If you were to look at some of the specific areas where educational institutions could make a positive offering, say some specific educational programmes, what would those be?
Education can do a lot. First, the teaching methods have to be far more practical, real-life and visual compared to the old textbooks and cases. Second, in each of the decisions that you make, your education should lead you to go beyond the impact on business to ask about the impact on society.
The third thing: how do you develop a hunger for learning? To learn a subject not for the sake of academics and marks but for a lifelong foundation. So how do you build lifelong foundational learning?
Practical hands-on projects force you to face the consequences of your recommendations in a way that classroom learning may not.
Any specific content areas for educational programme offerings in the area of human capital? We talked about a number of factors − technology, digitisation, the multigenerational workforce.
Your courses must have a very strong technology foundation − technology in marketing, technology in supply chain, technology in HR. So the platform has to change to a technology course.
Next, you have to add softer aspects like working in ecosystems, collaboration or dependent growth. Then you have to address what I call swift changes or challenges. Not strategic ability but strategic agility for the future. What is agility? Which industries display agility? Which sport displays agility? For example, T20 today is a 240-ball strategy game. You can’t be a single skill player in T20. You have to be a fielder, batsman, bowler, wicket-keeper, captain. The more roles you can perform well, the higher your value.
If everybody has the same information, what is the role of gut feel? What is the role of experience? How do you ensure that the person with the right information is empowered to take the decision?
If you were to look at the challenges of executive development − learning and unlearning development − what methods work well in individuals who excel in these areas? What are they doing? What are the ways in which they are unlearning or learning? What is it that you would like to see more of in our organisations?
An essential aspect of learning and unlearning and re-learning is humility. If you think you know everything, then you have a problem. Second, you have to realise that there is a shelf-life to both your experience and to your information. If today a Marketing Director or a CEO is quoting examples from the 1990s in team meetings, she or he is way off target.
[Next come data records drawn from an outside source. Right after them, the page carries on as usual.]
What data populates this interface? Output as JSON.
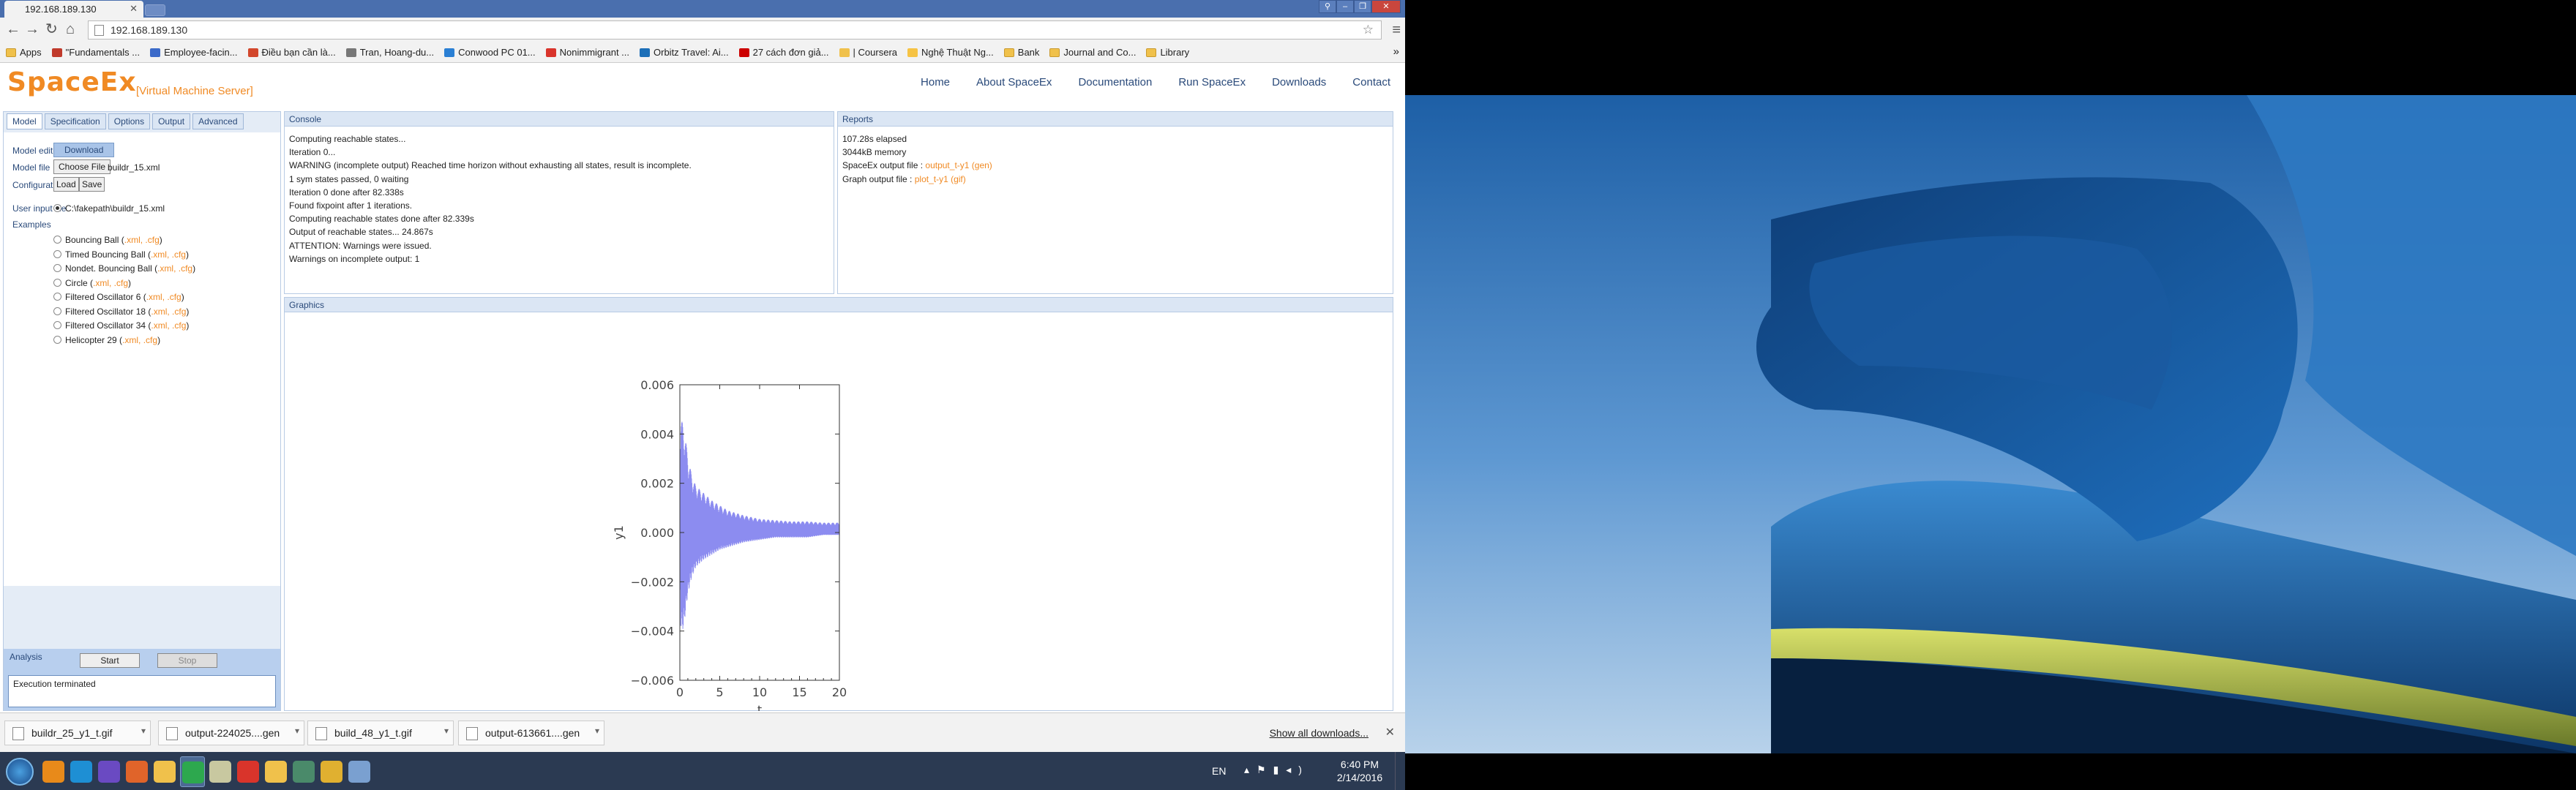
{
  "browser": {
    "tab_title": "192.168.189.130",
    "url": "192.168.189.130",
    "bookmarks": [
      "Apps",
      "\"Fundamentals ...",
      "Employee-facin...",
      "Điều bạn cần là...",
      "Tran, Hoang-du...",
      "Conwood PC 01...",
      "Nonimmigrant ...",
      "Orbitz Travel: Ai...",
      "27 cách đơn giả...",
      "| Coursera",
      "Nghệ Thuật Ng...",
      "Bank",
      "Journal and Co...",
      "Library"
    ],
    "bookmarks_more": "»"
  },
  "site": {
    "logo": "SpaceEx",
    "logo_sub": "[Virtual Machine Server]",
    "nav": [
      "Home",
      "About SpaceEx",
      "Documentation",
      "Run SpaceEx",
      "Downloads",
      "Contact"
    ]
  },
  "side": {
    "tabs": [
      "Model",
      "Specification",
      "Options",
      "Output",
      "Advanced"
    ],
    "model_editor_label": "Model editor",
    "download_btn": "Download",
    "model_file_label": "Model file",
    "choose_file_btn": "Choose File",
    "model_file_name": "buildr_15.xml",
    "config_file_label": "Configuration file",
    "load_btn": "Load",
    "save_btn": "Save",
    "user_input_label": "User input file",
    "user_input_value": "C:\\fakepath\\buildr_15.xml",
    "examples_label": "Examples",
    "examples": [
      {
        "name": "Bouncing Ball",
        "links": ".xml, .cfg"
      },
      {
        "name": "Timed Bouncing Ball",
        "links": ".xml, .cfg"
      },
      {
        "name": "Nondet. Bouncing Ball",
        "links": ".xml, .cfg"
      },
      {
        "name": "Circle",
        "links": ".xml, .cfg"
      },
      {
        "name": "Filtered Oscillator 6",
        "links": ".xml, .cfg"
      },
      {
        "name": "Filtered Oscillator 18",
        "links": ".xml, .cfg"
      },
      {
        "name": "Filtered Oscillator 34",
        "links": ".xml, .cfg"
      },
      {
        "name": "Helicopter 29",
        "links": ".xml, .cfg"
      }
    ],
    "analysis_label": "Analysis",
    "start_btn": "Start",
    "stop_btn": "Stop",
    "status_text": "Execution terminated"
  },
  "console": {
    "title": "Console",
    "lines": [
      "Computing reachable states...",
      "Iteration 0...",
      "WARNING (incomplete output) Reached time horizon without exhausting all states, result is incomplete.",
      "1 sym states passed, 0 waiting",
      "Iteration 0 done after 82.338s",
      "Found fixpoint after 1 iterations.",
      "Computing reachable states done after 82.339s",
      "Output of reachable states... 24.867s",
      "ATTENTION: Warnings were issued.",
      "Warnings on incomplete output: 1"
    ]
  },
  "reports": {
    "title": "Reports",
    "elapsed": "107.28s elapsed",
    "memory": "3044kB memory",
    "spaceex_output_label": "SpaceEx output file : ",
    "spaceex_output_link": "output_t-y1 (gen)",
    "graph_output_label": "Graph output file : ",
    "graph_output_link": "plot_t-y1 (gif)"
  },
  "graphics": {
    "title": "Graphics"
  },
  "chart_data": {
    "type": "line",
    "xlabel": "t",
    "ylabel": "y1",
    "xlim": [
      0,
      20
    ],
    "ylim": [
      -0.006,
      0.006
    ],
    "xticks": [
      "0",
      "5",
      "10",
      "15",
      "20"
    ],
    "yticks": [
      "0.006",
      "0.004",
      "0.002",
      "0.000",
      "−0.002",
      "−0.004",
      "−0.006"
    ],
    "series": [
      {
        "color": "#8c8cf0",
        "envelope": {
          "t": [
            0,
            0.1,
            0.3,
            0.5,
            1,
            1.5,
            2,
            3,
            4,
            5,
            6,
            7,
            8,
            10,
            12,
            14,
            16,
            18,
            20
          ],
          "upper": [
            0,
            0.0045,
            0.0045,
            0.0043,
            0.0031,
            0.0023,
            0.0019,
            0.0016,
            0.0013,
            0.0011,
            0.0009,
            0.0008,
            0.0007,
            0.00055,
            0.0005,
            0.00045,
            0.00045,
            0.0004,
            0.0004
          ],
          "lower": [
            0,
            -0.0038,
            -0.004,
            -0.0038,
            -0.0025,
            -0.0018,
            -0.0014,
            -0.0011,
            -0.0009,
            -0.0007,
            -0.0006,
            -0.0005,
            -0.0004,
            -0.0003,
            -0.0002,
            -0.0002,
            -0.0002,
            -0.0001,
            -0.0001
          ]
        }
      }
    ]
  },
  "downloads": [
    {
      "name": "buildr_25_y1_t.gif"
    },
    {
      "name": "output-224025....gen"
    },
    {
      "name": "build_48_y1_t.gif"
    },
    {
      "name": "output-613661....gen"
    }
  ],
  "downloads_show_all": "Show all downloads...",
  "taskbar": {
    "lang": "EN",
    "time": "6:40 PM",
    "date": "2/14/2016",
    "apps": [
      "media-player",
      "internet-explorer",
      "visual-studio",
      "firefox",
      "file-explorer",
      "chrome",
      "dx",
      "pdf",
      "folder",
      "app-8",
      "app-9",
      "app-10"
    ]
  }
}
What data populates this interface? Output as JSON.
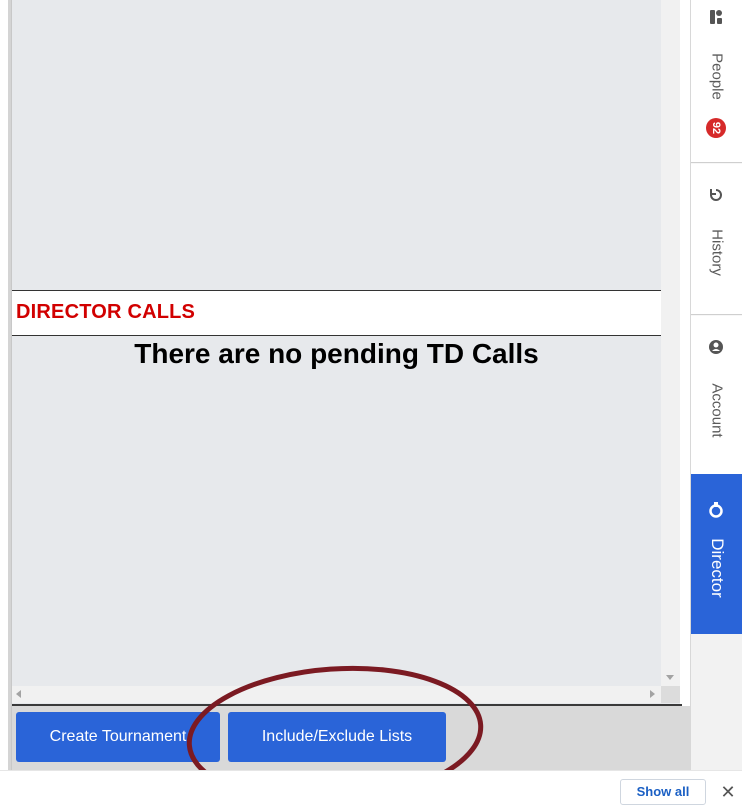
{
  "director_calls": {
    "header": "DIRECTOR CALLS",
    "empty_message": "There are no pending TD Calls"
  },
  "footer": {
    "create_tournament_label": "Create Tournament",
    "include_exclude_label": "Include/Exclude Lists"
  },
  "side_tabs": {
    "people": {
      "label": "People",
      "badge": "92",
      "icon": "people-icon"
    },
    "history": {
      "label": "History",
      "icon": "history-icon"
    },
    "account": {
      "label": "Account",
      "icon": "account-icon"
    },
    "director": {
      "label": "Director",
      "icon": "director-icon",
      "active": true
    }
  },
  "download_bar": {
    "show_all_label": "Show all",
    "close_label": "✕"
  },
  "colors": {
    "accent": "#2a64d8",
    "header_red": "#d10000",
    "annotation": "#7b1a22",
    "badge": "#d62a2a"
  }
}
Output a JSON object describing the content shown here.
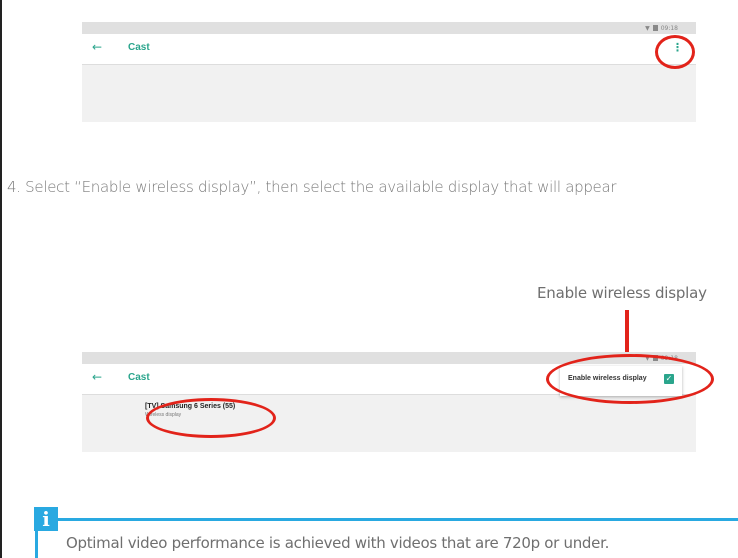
{
  "screenshot1": {
    "status_time": "09:18",
    "back_glyph": "←",
    "title": "Cast",
    "menu_glyph": "⋮"
  },
  "step_text": "4. Select “Enable wireless display”, then select the available display that will appear",
  "callout": {
    "label": "Enable wireless display"
  },
  "screenshot2": {
    "status_time": "09:18",
    "back_glyph": "←",
    "title": "Cast",
    "menu_label": "Enable wireless display",
    "checkbox_glyph": "✓",
    "device_name": "[TV] Samsung 6 Series (55)",
    "device_sub": "Wireless display"
  },
  "note": {
    "badge": "i",
    "text": "Optimal video performance is achieved with videos that are 720p or under."
  },
  "colors": {
    "accent": "#2aa58c",
    "highlight": "#e2231a",
    "info": "#29a9e1"
  }
}
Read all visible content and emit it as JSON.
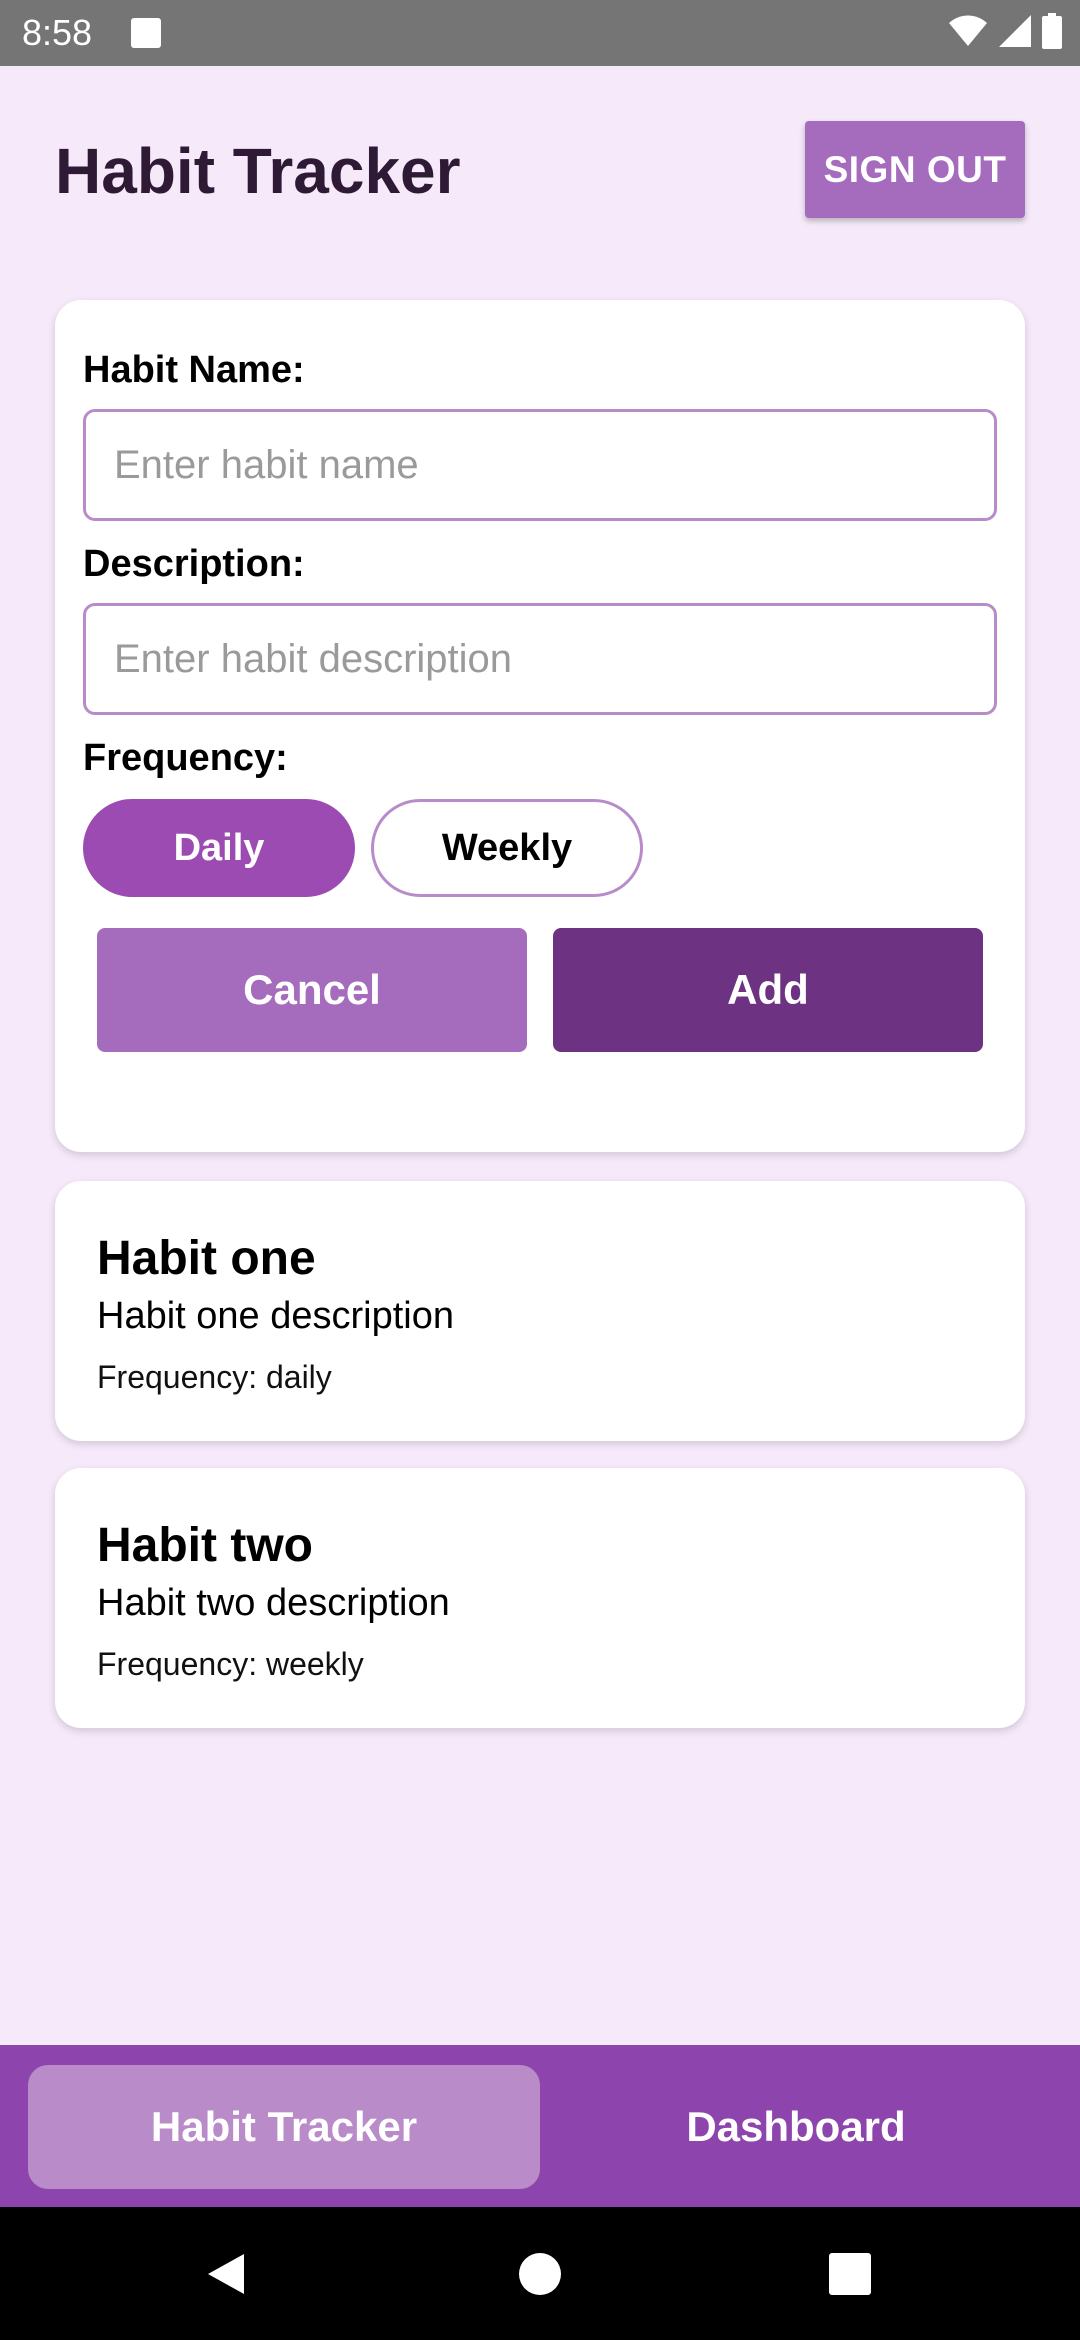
{
  "status_bar": {
    "time": "8:58",
    "icons": [
      "notification-square-icon",
      "wifi-icon",
      "signal-icon",
      "battery-icon"
    ]
  },
  "header": {
    "title": "Habit Tracker",
    "sign_out_label": "SIGN OUT"
  },
  "form": {
    "habit_name_label": "Habit Name:",
    "habit_name_value": "",
    "habit_name_placeholder": "Enter habit name",
    "description_label": "Description:",
    "description_value": "",
    "description_placeholder": "Enter habit description",
    "frequency_label": "Frequency:",
    "frequency_options": [
      {
        "label": "Daily",
        "selected": true
      },
      {
        "label": "Weekly",
        "selected": false
      }
    ],
    "cancel_label": "Cancel",
    "add_label": "Add"
  },
  "habits": [
    {
      "name": "Habit one",
      "description": "Habit one description",
      "frequency_text": "Frequency: daily"
    },
    {
      "name": "Habit two",
      "description": "Habit two description",
      "frequency_text": "Frequency: weekly"
    }
  ],
  "bottom_nav": {
    "tabs": [
      {
        "label": "Habit Tracker",
        "active": true
      },
      {
        "label": "Dashboard",
        "active": false
      }
    ]
  },
  "system_nav": {
    "icons": [
      "back-icon",
      "home-icon",
      "recents-icon"
    ]
  },
  "colors": {
    "background": "#f6e9fa",
    "primary": "#8e44ad",
    "primary_dark": "#6e3282",
    "primary_light": "#a56bbd",
    "accent_selected": "#9c4bb3",
    "border": "#b98cc9"
  }
}
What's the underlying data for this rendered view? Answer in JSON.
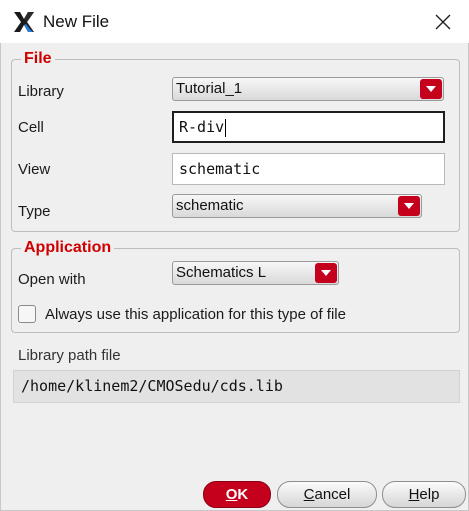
{
  "window": {
    "title": "New File",
    "app_icon": "cadence-x-logo",
    "close_icon": "close-icon"
  },
  "file_group": {
    "legend": "File",
    "library": {
      "label": "Library",
      "value": "Tutorial_1"
    },
    "cell": {
      "label": "Cell",
      "value": "R-div"
    },
    "view": {
      "label": "View",
      "value": "schematic"
    },
    "type": {
      "label": "Type",
      "value": "schematic"
    }
  },
  "application_group": {
    "legend": "Application",
    "open_with": {
      "label": "Open with",
      "value": "Schematics L"
    },
    "always_use": {
      "label": "Always use this application for this type of file",
      "checked": false
    }
  },
  "library_path": {
    "label": "Library path file",
    "value": "/home/klinem2/CMOSedu/cds.lib"
  },
  "buttons": {
    "ok": {
      "label": "OK",
      "key": "O",
      "rest": "K"
    },
    "cancel": {
      "label": "Cancel",
      "key": "C",
      "rest": "ancel"
    },
    "help": {
      "label": "Help",
      "key": "H",
      "rest": "elp"
    }
  },
  "colors": {
    "accent": "#c4001c",
    "legend": "#d00000",
    "dialog_bg": "#efefef"
  }
}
Most of these technologies are also in a way competence-destroying. Older competencies may no longer have a place. Unless you are investing in yourself, even if you are very, very bright, you become outdated.
If you go back 20 years, development was company-led. In the last ten years, it was boss-led. I believe development of the future will be individual-led. You have to take ownership of your career and your own development.
What are the research areas human capital academics should focus on? Which are the areas that we don’t have sufficient insights on?
Human capital is about learning and unlearning. Human capital is about being digitally ready. Human capital is about insights. These are the kinds of things that we should measure. If you grow human capital, then you realise the potential of the individual.
There may be other measures like the number of internal promotions. What are the top five or ten measures that should form the human capital index? That would be a good area of research.
Human capital is not about lifelong learning alone. It is also about lifelong teaching. How many good teachers are there among the bosses? That is one metric the human capital index should measure.
Thank you so much.